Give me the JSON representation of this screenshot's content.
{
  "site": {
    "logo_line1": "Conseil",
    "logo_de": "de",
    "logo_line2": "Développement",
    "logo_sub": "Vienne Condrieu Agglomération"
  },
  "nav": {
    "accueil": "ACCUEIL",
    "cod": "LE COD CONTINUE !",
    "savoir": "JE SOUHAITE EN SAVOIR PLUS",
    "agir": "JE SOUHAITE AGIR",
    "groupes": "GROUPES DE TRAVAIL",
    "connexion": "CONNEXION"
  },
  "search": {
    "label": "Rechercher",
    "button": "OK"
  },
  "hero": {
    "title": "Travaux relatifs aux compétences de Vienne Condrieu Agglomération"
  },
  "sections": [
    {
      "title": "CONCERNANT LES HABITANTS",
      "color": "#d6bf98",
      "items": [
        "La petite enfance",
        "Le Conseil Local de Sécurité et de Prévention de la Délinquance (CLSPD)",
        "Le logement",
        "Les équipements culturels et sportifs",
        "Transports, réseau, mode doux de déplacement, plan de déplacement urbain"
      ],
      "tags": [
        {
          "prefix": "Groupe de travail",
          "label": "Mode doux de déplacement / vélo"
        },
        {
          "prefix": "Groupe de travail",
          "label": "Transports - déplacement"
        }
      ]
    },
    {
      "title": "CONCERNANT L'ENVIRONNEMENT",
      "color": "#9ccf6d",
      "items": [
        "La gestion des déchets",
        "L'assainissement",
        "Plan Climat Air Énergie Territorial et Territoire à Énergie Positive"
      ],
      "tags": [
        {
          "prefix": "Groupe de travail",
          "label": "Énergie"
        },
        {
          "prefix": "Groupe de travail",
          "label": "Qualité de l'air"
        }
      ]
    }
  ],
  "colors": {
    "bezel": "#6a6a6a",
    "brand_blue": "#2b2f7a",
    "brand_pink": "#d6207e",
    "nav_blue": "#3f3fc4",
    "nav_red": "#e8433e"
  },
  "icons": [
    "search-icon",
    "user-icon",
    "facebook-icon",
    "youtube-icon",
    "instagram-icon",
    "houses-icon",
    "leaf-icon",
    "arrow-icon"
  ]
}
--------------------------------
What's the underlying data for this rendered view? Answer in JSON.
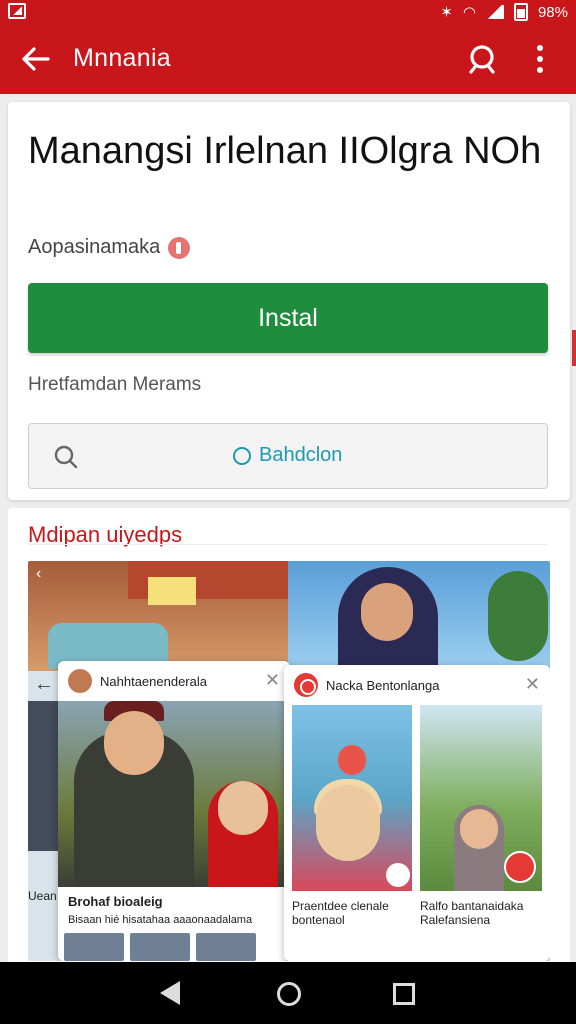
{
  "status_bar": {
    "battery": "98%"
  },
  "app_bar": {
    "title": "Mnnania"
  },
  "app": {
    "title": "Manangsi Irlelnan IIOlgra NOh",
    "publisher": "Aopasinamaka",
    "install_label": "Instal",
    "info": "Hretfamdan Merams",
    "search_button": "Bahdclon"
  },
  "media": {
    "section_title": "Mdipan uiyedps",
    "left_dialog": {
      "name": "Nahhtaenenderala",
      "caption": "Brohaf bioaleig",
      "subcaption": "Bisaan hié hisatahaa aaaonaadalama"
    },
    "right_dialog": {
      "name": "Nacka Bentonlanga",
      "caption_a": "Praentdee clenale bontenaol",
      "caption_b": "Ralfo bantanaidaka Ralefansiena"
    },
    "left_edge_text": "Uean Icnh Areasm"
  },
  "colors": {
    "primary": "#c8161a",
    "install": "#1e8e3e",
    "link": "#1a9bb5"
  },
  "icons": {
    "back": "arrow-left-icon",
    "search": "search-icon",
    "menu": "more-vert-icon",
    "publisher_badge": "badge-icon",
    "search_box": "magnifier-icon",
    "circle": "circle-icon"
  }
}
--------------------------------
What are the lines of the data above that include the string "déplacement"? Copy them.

#### Answer
        "Transports, réseau, mode doux de déplacement, plan de déplacement urbain"
          "label": "Mode doux de déplacement / vélo"
          "label": "Transports - déplacement"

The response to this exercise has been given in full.